▶ **Description of the task**
Set down the final stretch of the data, from the line that holds "Extract the structured" through the last line, both included, with pictures left out.

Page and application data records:
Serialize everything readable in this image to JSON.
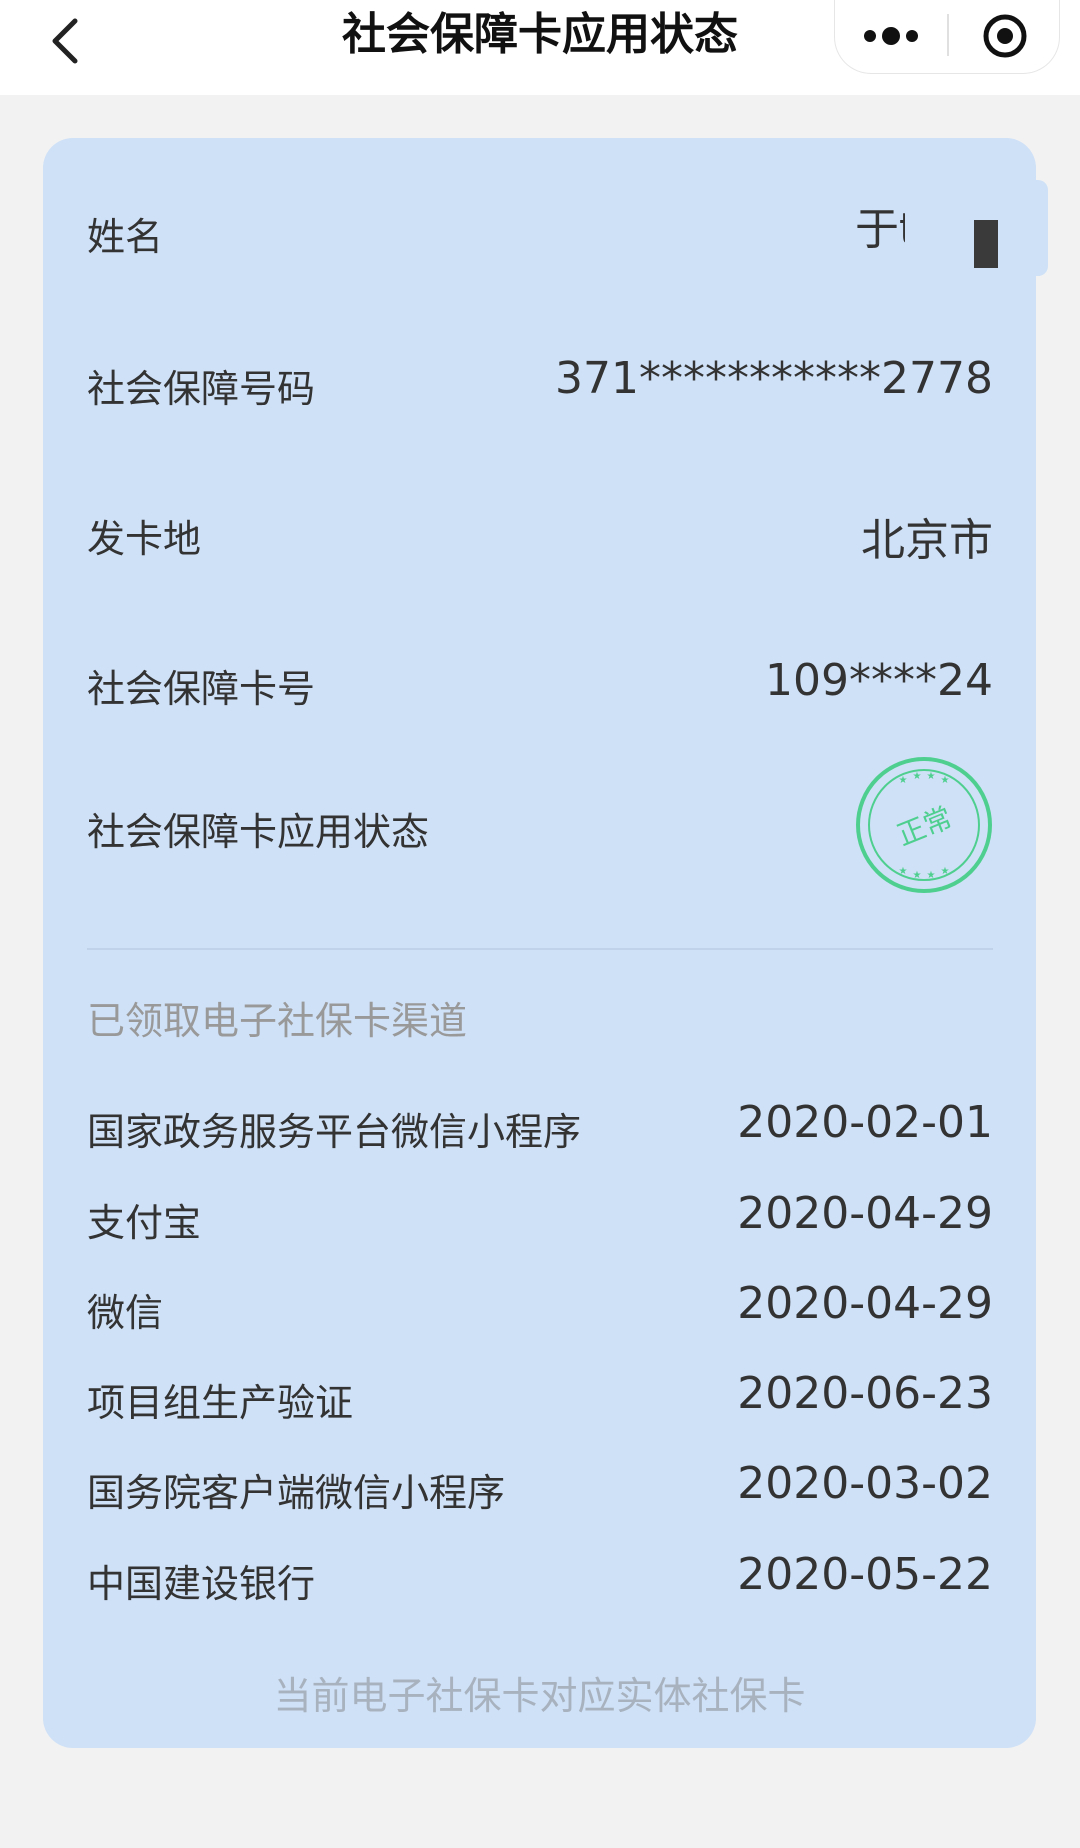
{
  "nav": {
    "title": "社会保障卡应用状态",
    "back_icon": "chevron-left-icon",
    "more_icon": "more-dots-icon",
    "close_icon": "target-close-icon"
  },
  "card": {
    "name_label": "姓名",
    "name_value": "于t",
    "ssn_label": "社会保障号码",
    "ssn_value": "371***********2778",
    "issue_place_label": "发卡地",
    "issue_place_value": "北京市",
    "card_no_label": "社会保障卡号",
    "card_no_value": "109****24",
    "status_label": "社会保障卡应用状态",
    "status_stamp": "正常"
  },
  "channels": {
    "title": "已领取电子社保卡渠道",
    "items": [
      {
        "name": "国家政务服务平台微信小程序",
        "date": "2020-02-01"
      },
      {
        "name": "支付宝",
        "date": "2020-04-29"
      },
      {
        "name": "微信",
        "date": "2020-04-29"
      },
      {
        "name": "项目组生产验证",
        "date": "2020-06-23"
      },
      {
        "name": "国务院客户端微信小程序",
        "date": "2020-03-02"
      },
      {
        "name": "中国建设银行",
        "date": "2020-05-22"
      }
    ]
  },
  "footer_note": "当前电子社保卡对应实体社保卡",
  "colors": {
    "card_bg": "#cfe1f7",
    "page_bg": "#f2f2f2",
    "stamp_green": "#4fcf8f"
  }
}
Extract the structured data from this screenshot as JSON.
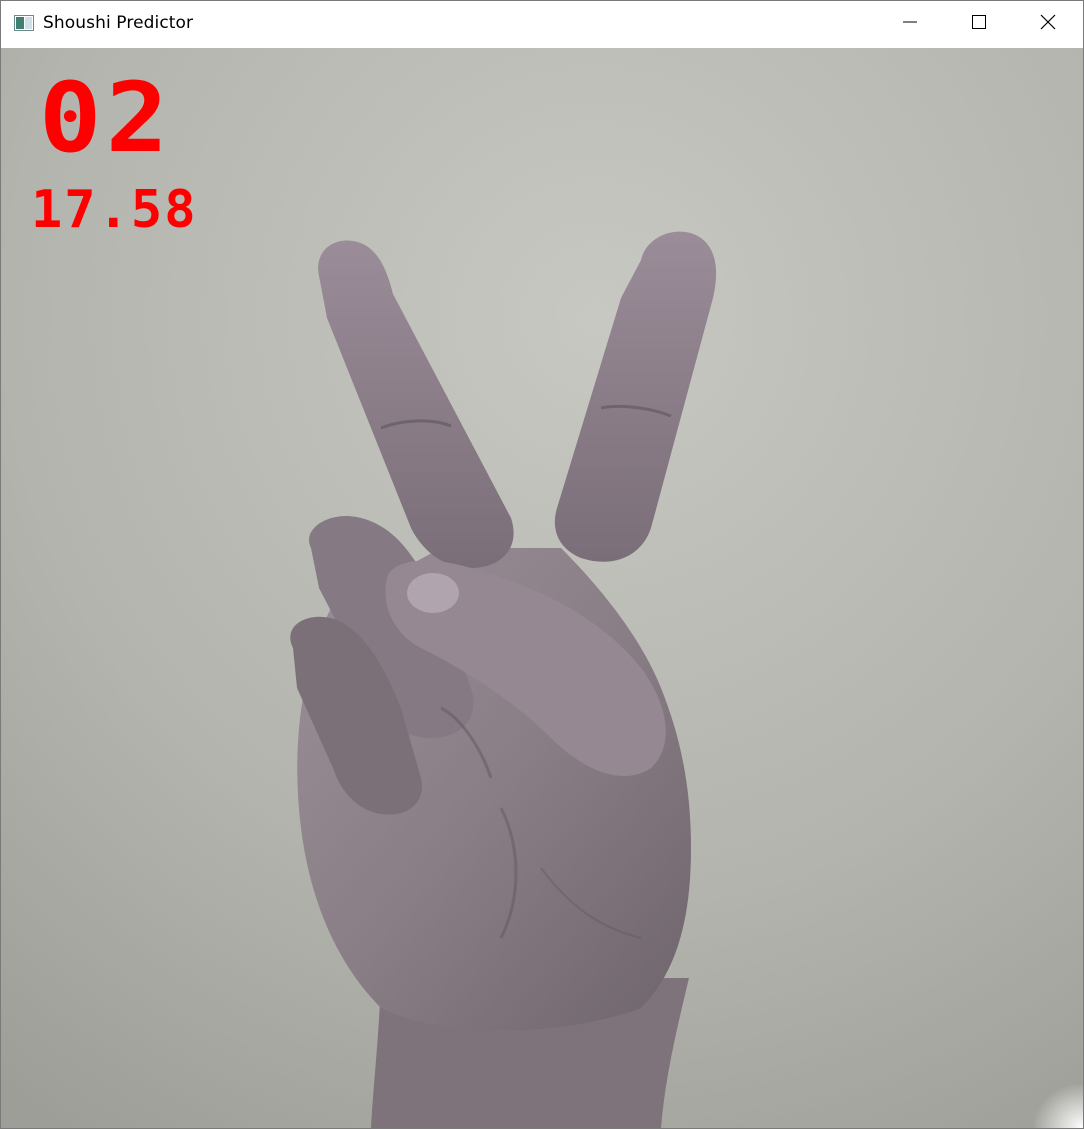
{
  "window": {
    "title": "Shoushi Predictor",
    "icon": "app-window-icon",
    "controls": {
      "minimize_icon": "minimize-icon",
      "maximize_icon": "maximize-icon",
      "close_icon": "close-icon"
    }
  },
  "prediction": {
    "label": "02",
    "score": "17.58",
    "overlay_color": "#ff0000"
  },
  "camera_feed": {
    "content": "hand-gesture-v-sign"
  }
}
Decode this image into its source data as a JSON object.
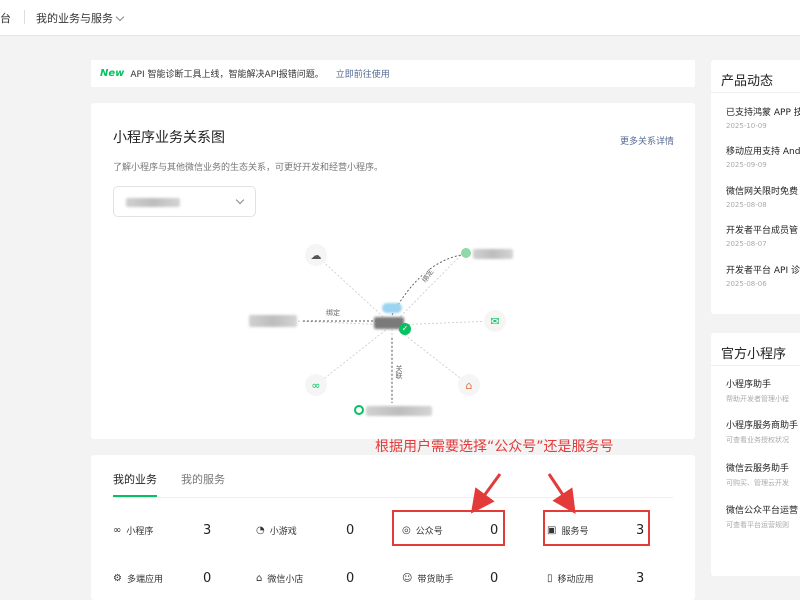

▶ **Reply**
Extract the structured data from this screenshot as JSON.
{
  "window": {
    "title": "Shoushi Predictor",
    "icon": "app-window-icon",
    "controls": {
      "minimize_icon": "minimize-icon",
      "maximize_icon": "maximize-icon",
      "close_icon": "close-icon"
    }
  },
  "prediction": {
    "label": "02",
    "score": "17.58",
    "overlay_color": "#ff0000"
  },
  "camera_feed": {
    "content": "hand-gesture-v-sign"
  }
}
Decode this image into its source data as a JSON object.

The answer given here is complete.